Imran Mahmood was born in Liverpool in 1969 to first generation Pakistani parents. He has been working on the criminal bar in London for over 20 years and regularly appears in jury trials across the country dealing in serious and complex criminal cases.
He now lives in South East London with his wife and is currently plotting a second novel.
You Don’t Know Me is one book I’d been waiting to read when I’d heard the buzz surrounding it. Essentially, it is a legal thriller, but it is written in a very unusual style if you were to compare it to others in a similar genre.
We meet the defendant, unnamed, and accused of murder. Having fired his lawyer, he decides to give his own account of what happened. Eight pieces of evidence are used in the case, and the defendant talks the jury, and the reader, through each one.
Told in the first person, using his own colloquialisms, You Don’t Know Me is a very different book. The defendant takes us through how he ended up in the dock accused of murder. His tale is an epic one, with so many different characters being brought into the narrative.
Gang culture, morality and murder are all addressed in the defendants speech. How he got to where he is now is just one of the avenues explored in his testimony. The defendant is the only voice (until the end) and the reader comes to know him a little bit more through every monologue he gives.
You Don’t Know Me is different, and odd, but it is very compelling to read. Did he do it? Why is he there?
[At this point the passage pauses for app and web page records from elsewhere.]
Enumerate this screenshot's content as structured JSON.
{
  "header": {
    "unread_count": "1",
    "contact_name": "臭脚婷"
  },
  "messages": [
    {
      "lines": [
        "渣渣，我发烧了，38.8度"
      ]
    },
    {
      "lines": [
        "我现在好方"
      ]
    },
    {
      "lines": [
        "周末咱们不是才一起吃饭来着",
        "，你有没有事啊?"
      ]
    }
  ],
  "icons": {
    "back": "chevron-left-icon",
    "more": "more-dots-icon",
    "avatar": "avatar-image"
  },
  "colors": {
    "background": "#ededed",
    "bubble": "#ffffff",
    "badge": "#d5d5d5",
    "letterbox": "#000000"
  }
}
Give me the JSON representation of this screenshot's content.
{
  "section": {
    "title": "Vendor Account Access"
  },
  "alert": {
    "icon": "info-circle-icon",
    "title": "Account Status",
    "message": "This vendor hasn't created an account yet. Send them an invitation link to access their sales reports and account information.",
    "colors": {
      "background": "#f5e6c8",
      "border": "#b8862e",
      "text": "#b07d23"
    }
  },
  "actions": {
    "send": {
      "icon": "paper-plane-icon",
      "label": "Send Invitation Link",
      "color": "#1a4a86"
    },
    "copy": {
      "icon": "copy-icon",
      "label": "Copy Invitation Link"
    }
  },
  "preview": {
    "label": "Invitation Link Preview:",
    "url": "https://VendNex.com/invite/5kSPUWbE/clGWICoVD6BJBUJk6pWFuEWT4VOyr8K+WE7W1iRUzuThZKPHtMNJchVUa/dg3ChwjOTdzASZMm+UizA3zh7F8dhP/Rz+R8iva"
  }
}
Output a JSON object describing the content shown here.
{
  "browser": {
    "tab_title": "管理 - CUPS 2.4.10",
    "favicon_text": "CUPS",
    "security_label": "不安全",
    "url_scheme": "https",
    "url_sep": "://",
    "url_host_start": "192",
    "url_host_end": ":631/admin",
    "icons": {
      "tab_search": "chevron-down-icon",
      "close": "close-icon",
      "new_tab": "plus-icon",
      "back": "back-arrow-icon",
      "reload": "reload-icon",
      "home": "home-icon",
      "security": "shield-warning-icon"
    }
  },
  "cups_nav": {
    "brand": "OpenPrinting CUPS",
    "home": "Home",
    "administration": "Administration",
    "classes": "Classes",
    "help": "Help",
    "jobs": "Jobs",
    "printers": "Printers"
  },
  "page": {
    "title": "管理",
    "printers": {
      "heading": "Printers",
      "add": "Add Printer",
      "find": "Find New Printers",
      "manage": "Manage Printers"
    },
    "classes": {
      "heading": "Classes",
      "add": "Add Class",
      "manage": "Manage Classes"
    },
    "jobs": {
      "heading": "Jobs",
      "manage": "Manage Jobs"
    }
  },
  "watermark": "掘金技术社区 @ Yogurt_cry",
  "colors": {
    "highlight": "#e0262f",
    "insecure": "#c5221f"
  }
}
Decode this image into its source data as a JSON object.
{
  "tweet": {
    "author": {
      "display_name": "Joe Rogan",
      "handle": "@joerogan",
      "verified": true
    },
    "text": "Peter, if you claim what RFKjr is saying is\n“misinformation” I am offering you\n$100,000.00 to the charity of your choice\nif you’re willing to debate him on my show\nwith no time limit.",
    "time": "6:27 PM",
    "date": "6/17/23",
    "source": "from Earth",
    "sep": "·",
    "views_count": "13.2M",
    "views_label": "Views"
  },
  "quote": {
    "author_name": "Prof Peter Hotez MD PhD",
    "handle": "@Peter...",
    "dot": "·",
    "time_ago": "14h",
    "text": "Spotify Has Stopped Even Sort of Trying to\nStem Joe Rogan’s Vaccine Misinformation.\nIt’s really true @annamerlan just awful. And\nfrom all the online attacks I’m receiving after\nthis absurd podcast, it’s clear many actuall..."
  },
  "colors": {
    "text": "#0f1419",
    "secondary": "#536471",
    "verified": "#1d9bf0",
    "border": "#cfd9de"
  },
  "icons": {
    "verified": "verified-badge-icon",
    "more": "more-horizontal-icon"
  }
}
Ultimately, the reader is left with some unanswered questions but the author has written a very clever novel. It is evident that he comes from a legal background.
Compulsive, clever, and more than a little frustrating at times, You Don’t Know Me is divisive, and definitely one to watch.